*** Opening SUPPLIED RECORDS ***
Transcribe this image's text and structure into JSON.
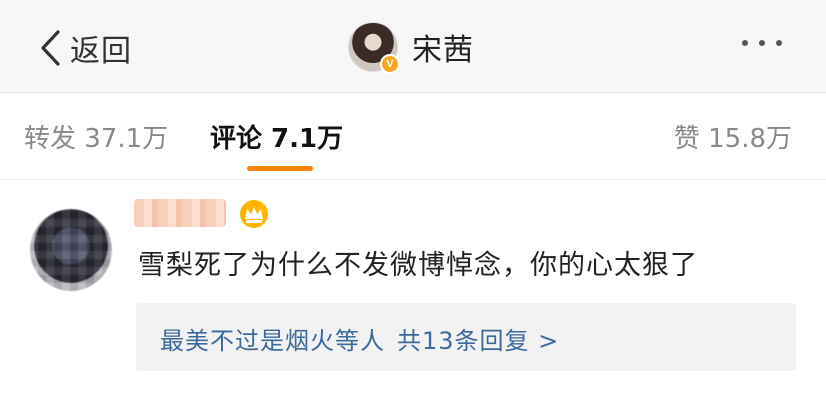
{
  "nav": {
    "back_label": "返回",
    "title": "宋茜",
    "badge": "V"
  },
  "tabs": {
    "repost": "转发 37.1万",
    "comment": "评论 7.1万",
    "like": "赞 15.8万",
    "active_color": "#ff8200"
  },
  "comment": {
    "text": "雪梨死了为什么不发微博悼念，你的心太狠了",
    "reply_preview": "最美不过是烟火等人",
    "reply_count": "共13条回复 >"
  }
}
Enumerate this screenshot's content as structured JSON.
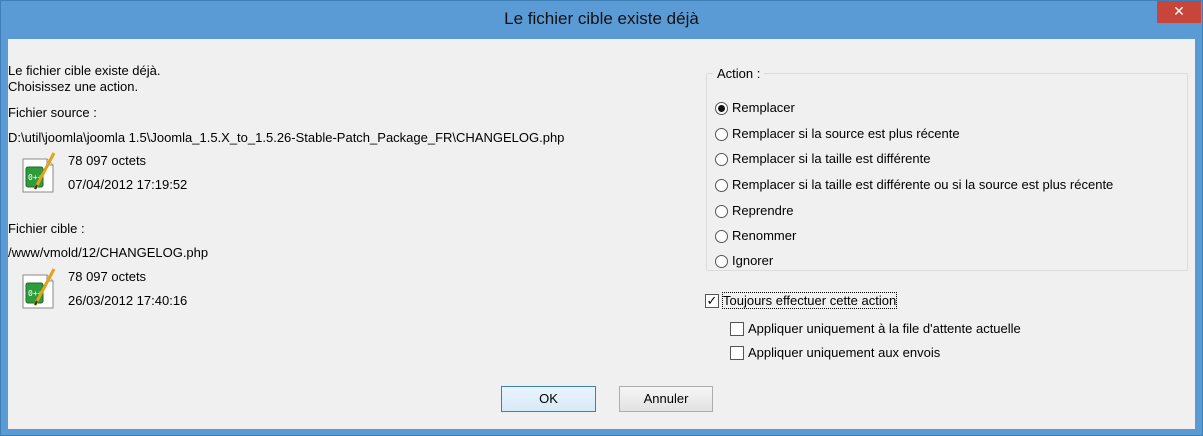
{
  "window": {
    "title": "Le fichier cible existe déjà",
    "close_label": "✕"
  },
  "message": {
    "line1": "Le fichier cible existe déjà.",
    "line2": "Choisissez une action."
  },
  "source": {
    "heading": "Fichier source :",
    "path": "D:\\util\\joomla\\joomla 1.5\\Joomla_1.5.X_to_1.5.26-Stable-Patch_Package_FR\\CHANGELOG.php",
    "size": "78 097 octets",
    "date": "07/04/2012 17:19:52",
    "icon": "php-file-icon"
  },
  "target": {
    "heading": "Fichier cible :",
    "path": "/www/vmold/12/CHANGELOG.php",
    "size": "78 097 octets",
    "date": "26/03/2012 17:40:16",
    "icon": "php-file-icon"
  },
  "action": {
    "legend": "Action :",
    "selected": "Remplacer",
    "options": [
      "Remplacer",
      "Remplacer si la source est plus récente",
      "Remplacer si la taille est différente",
      "Remplacer si la taille est différente ou si la source est plus récente",
      "Reprendre",
      "Renommer",
      "Ignorer"
    ]
  },
  "always": {
    "label": "Toujours effectuer cette action",
    "checked": true,
    "sub_queue": "Appliquer uniquement à la file d'attente actuelle",
    "sub_queue_checked": false,
    "sub_uploads": "Appliquer uniquement aux envois",
    "sub_uploads_checked": false
  },
  "buttons": {
    "ok": "OK",
    "cancel": "Annuler"
  },
  "colors": {
    "titlebar": "#5b9bd5",
    "close": "#c7453a",
    "client": "#f0f0f0"
  }
}
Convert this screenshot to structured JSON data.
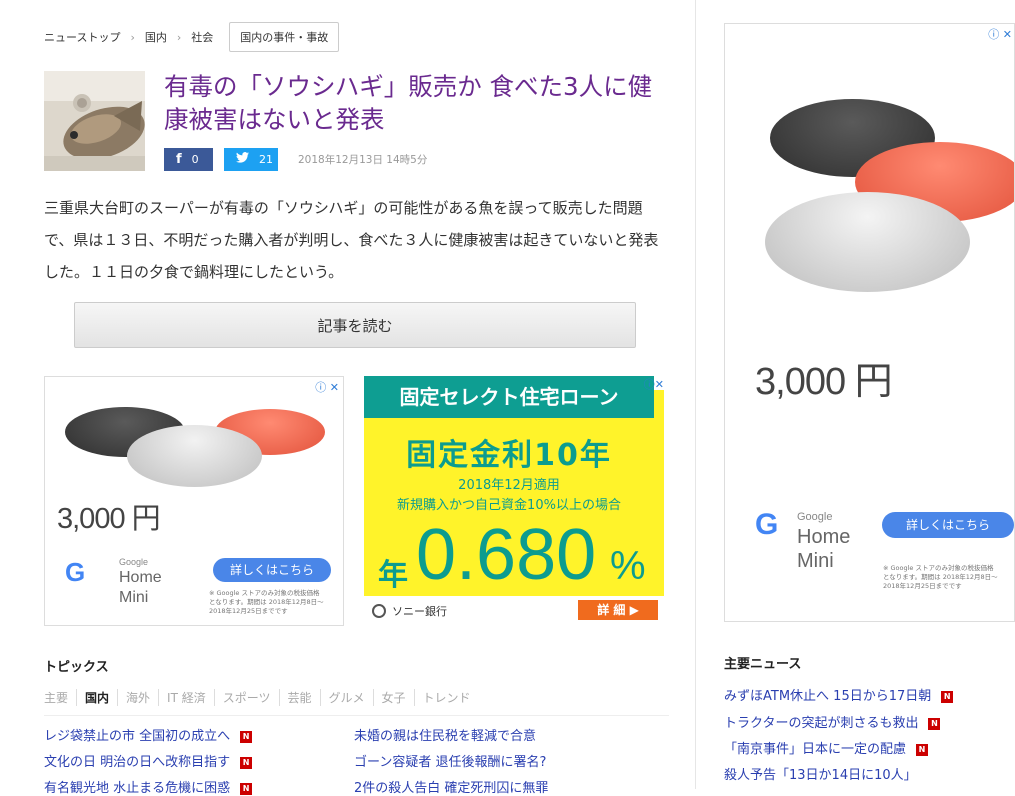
{
  "breadcrumb": {
    "items": [
      "ニューストップ",
      "国内",
      "社会"
    ],
    "current": "国内の事件・事故"
  },
  "article": {
    "title": "有毒の「ソウシハギ」販売か 食べた3人に健康被害はないと発表",
    "facebook_count": "0",
    "twitter_count": "21",
    "date": "2018年12月13日 14時5分",
    "summary": "三重県大台町のスーパーが有毒の「ソウシハギ」の可能性がある魚を誤って販売した問題で、県は１３日、不明だった購入者が判明し、食べた３人に健康被害は起きていないと発表した。１１日の夕食で鍋料理にしたという。",
    "read_more": "記事を読む"
  },
  "icons": {
    "facebook": "facebook-icon",
    "twitter": "twitter-icon",
    "adchoices": "adchoices-icon",
    "close": "close-icon",
    "sony_bank_logo": "sony-bank-logo",
    "news_badge": "n-badge-icon"
  },
  "ad_google": {
    "price": "3,000 円",
    "brand_small": "Google",
    "product_line1": "Home",
    "product_line2": "Mini",
    "cta": "詳しくはこちら",
    "fine_print_1": "※ Google ストアのみ対象の税抜価格",
    "fine_print_2": "となります。期間は 2018年12月8日〜",
    "fine_print_3": "2018年12月25日までです",
    "colors": {
      "charcoal": "#4a4a4a",
      "coral": "#f26b54",
      "chalk": "#d9d9d9",
      "cta": "#4a86e8"
    }
  },
  "ad_loan": {
    "heading": "固定セレクト住宅ローン",
    "rate_title": "固定金利10年",
    "line1": "2018年12月適用",
    "line2": "新規購入かつ自己資金10%以上の場合",
    "rate_prefix": "年",
    "rate": "0.680",
    "rate_suffix": "%",
    "bank": "ソニー銀行",
    "detail": "詳 細",
    "colors": {
      "background": "#fff32a",
      "teal": "#0e9e92",
      "orange": "#f06b1e"
    }
  },
  "topics": {
    "title": "トピックス",
    "tabs": [
      "主要",
      "国内",
      "海外",
      "IT 経済",
      "スポーツ",
      "芸能",
      "グルメ",
      "女子",
      "トレンド"
    ],
    "active_tab": "国内",
    "left": [
      {
        "text": "レジ袋禁止の市 全国初の成立へ",
        "badge": "N"
      },
      {
        "text": "文化の日 明治の日へ改称目指す",
        "badge": "N"
      },
      {
        "text": "有名観光地 水止まる危機に困惑",
        "badge": "N"
      }
    ],
    "right": [
      {
        "text": "未婚の親は住民税を軽減で合意"
      },
      {
        "text": "ゴーン容疑者 退任後報酬に署名?"
      },
      {
        "text": "2件の殺人告白 確定死刑囚に無罪"
      }
    ]
  },
  "main_news": {
    "title": "主要ニュース",
    "items": [
      {
        "text": "みずほATM休止へ 15日から17日朝",
        "badge": "N"
      },
      {
        "text": "トラクターの突起が刺さるも救出",
        "badge": "N"
      },
      {
        "text": "「南京事件」日本に一定の配慮",
        "badge": "N"
      },
      {
        "text": "殺人予告「13日か14日に10人」",
        "badge": ""
      }
    ]
  }
}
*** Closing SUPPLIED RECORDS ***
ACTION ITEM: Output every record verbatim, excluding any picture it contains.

EXERCISE SOLUTION:
Transcribe this image's text and structure into JSON.
{
  "nav": {
    "back_label": "返回",
    "title": "宋茜",
    "badge": "V"
  },
  "tabs": {
    "repost": "转发 37.1万",
    "comment": "评论 7.1万",
    "like": "赞 15.8万",
    "active_color": "#ff8200"
  },
  "comment": {
    "text": "雪梨死了为什么不发微博悼念，你的心太狠了",
    "reply_preview": "最美不过是烟火等人",
    "reply_count": "共13条回复 >"
  }
}
Enumerate this screenshot's content as structured JSON.
{
  "window": {
    "title": "Le fichier cible existe déjà",
    "close_label": "✕"
  },
  "message": {
    "line1": "Le fichier cible existe déjà.",
    "line2": "Choisissez une action."
  },
  "source": {
    "heading": "Fichier source :",
    "path": "D:\\util\\joomla\\joomla 1.5\\Joomla_1.5.X_to_1.5.26-Stable-Patch_Package_FR\\CHANGELOG.php",
    "size": "78 097 octets",
    "date": "07/04/2012 17:19:52",
    "icon": "php-file-icon"
  },
  "target": {
    "heading": "Fichier cible :",
    "path": "/www/vmold/12/CHANGELOG.php",
    "size": "78 097 octets",
    "date": "26/03/2012 17:40:16",
    "icon": "php-file-icon"
  },
  "action": {
    "legend": "Action :",
    "selected": "Remplacer",
    "options": [
      "Remplacer",
      "Remplacer si la source est plus récente",
      "Remplacer si la taille est différente",
      "Remplacer si la taille est différente ou si la source est plus récente",
      "Reprendre",
      "Renommer",
      "Ignorer"
    ]
  },
  "always": {
    "label": "Toujours effectuer cette action",
    "checked": true,
    "sub_queue": "Appliquer uniquement à la file d'attente actuelle",
    "sub_queue_checked": false,
    "sub_uploads": "Appliquer uniquement aux envois",
    "sub_uploads_checked": false
  },
  "buttons": {
    "ok": "OK",
    "cancel": "Annuler"
  },
  "colors": {
    "titlebar": "#5b9bd5",
    "close": "#c7453a",
    "client": "#f0f0f0"
  }
}
Convert this screenshot to structured JSON data.
{
  "breadcrumb": {
    "items": [
      "ニューストップ",
      "国内",
      "社会"
    ],
    "current": "国内の事件・事故"
  },
  "article": {
    "title": "有毒の「ソウシハギ」販売か 食べた3人に健康被害はないと発表",
    "facebook_count": "0",
    "twitter_count": "21",
    "date": "2018年12月13日 14時5分",
    "summary": "三重県大台町のスーパーが有毒の「ソウシハギ」の可能性がある魚を誤って販売した問題で、県は１３日、不明だった購入者が判明し、食べた３人に健康被害は起きていないと発表した。１１日の夕食で鍋料理にしたという。",
    "read_more": "記事を読む"
  },
  "icons": {
    "facebook": "facebook-icon",
    "twitter": "twitter-icon",
    "adchoices": "adchoices-icon",
    "close": "close-icon",
    "sony_bank_logo": "sony-bank-logo",
    "news_badge": "n-badge-icon"
  },
  "ad_google": {
    "price": "3,000 円",
    "brand_small": "Google",
    "product_line1": "Home",
    "product_line2": "Mini",
    "cta": "詳しくはこちら",
    "fine_print_1": "※ Google ストアのみ対象の税抜価格",
    "fine_print_2": "となります。期間は 2018年12月8日〜",
    "fine_print_3": "2018年12月25日までです",
    "colors": {
      "charcoal": "#4a4a4a",
      "coral": "#f26b54",
      "chalk": "#d9d9d9",
      "cta": "#4a86e8"
    }
  },
  "ad_loan": {
    "heading": "固定セレクト住宅ローン",
    "rate_title": "固定金利10年",
    "line1": "2018年12月適用",
    "line2": "新規購入かつ自己資金10%以上の場合",
    "rate_prefix": "年",
    "rate": "0.680",
    "rate_suffix": "%",
    "bank": "ソニー銀行",
    "detail": "詳 細",
    "colors": {
      "background": "#fff32a",
      "teal": "#0e9e92",
      "orange": "#f06b1e"
    }
  },
  "topics": {
    "title": "トピックス",
    "tabs": [
      "主要",
      "国内",
      "海外",
      "IT 経済",
      "スポーツ",
      "芸能",
      "グルメ",
      "女子",
      "トレンド"
    ],
    "active_tab": "国内",
    "left": [
      {
        "text": "レジ袋禁止の市 全国初の成立へ",
        "badge": "N"
      },
      {
        "text": "文化の日 明治の日へ改称目指す",
        "badge": "N"
      },
      {
        "text": "有名観光地 水止まる危機に困惑",
        "badge": "N"
      }
    ],
    "right": [
      {
        "text": "未婚の親は住民税を軽減で合意"
      },
      {
        "text": "ゴーン容疑者 退任後報酬に署名?"
      },
      {
        "text": "2件の殺人告白 確定死刑囚に無罪"
      }
    ]
  },
  "main_news": {
    "title": "主要ニュース",
    "items": [
      {
        "text": "みずほATM休止へ 15日から17日朝",
        "badge": "N"
      },
      {
        "text": "トラクターの突起が刺さるも救出",
        "badge": "N"
      },
      {
        "text": "「南京事件」日本に一定の配慮",
        "badge": "N"
      },
      {
        "text": "殺人予告「13日か14日に10人」",
        "badge": ""
      }
    ]
  }
}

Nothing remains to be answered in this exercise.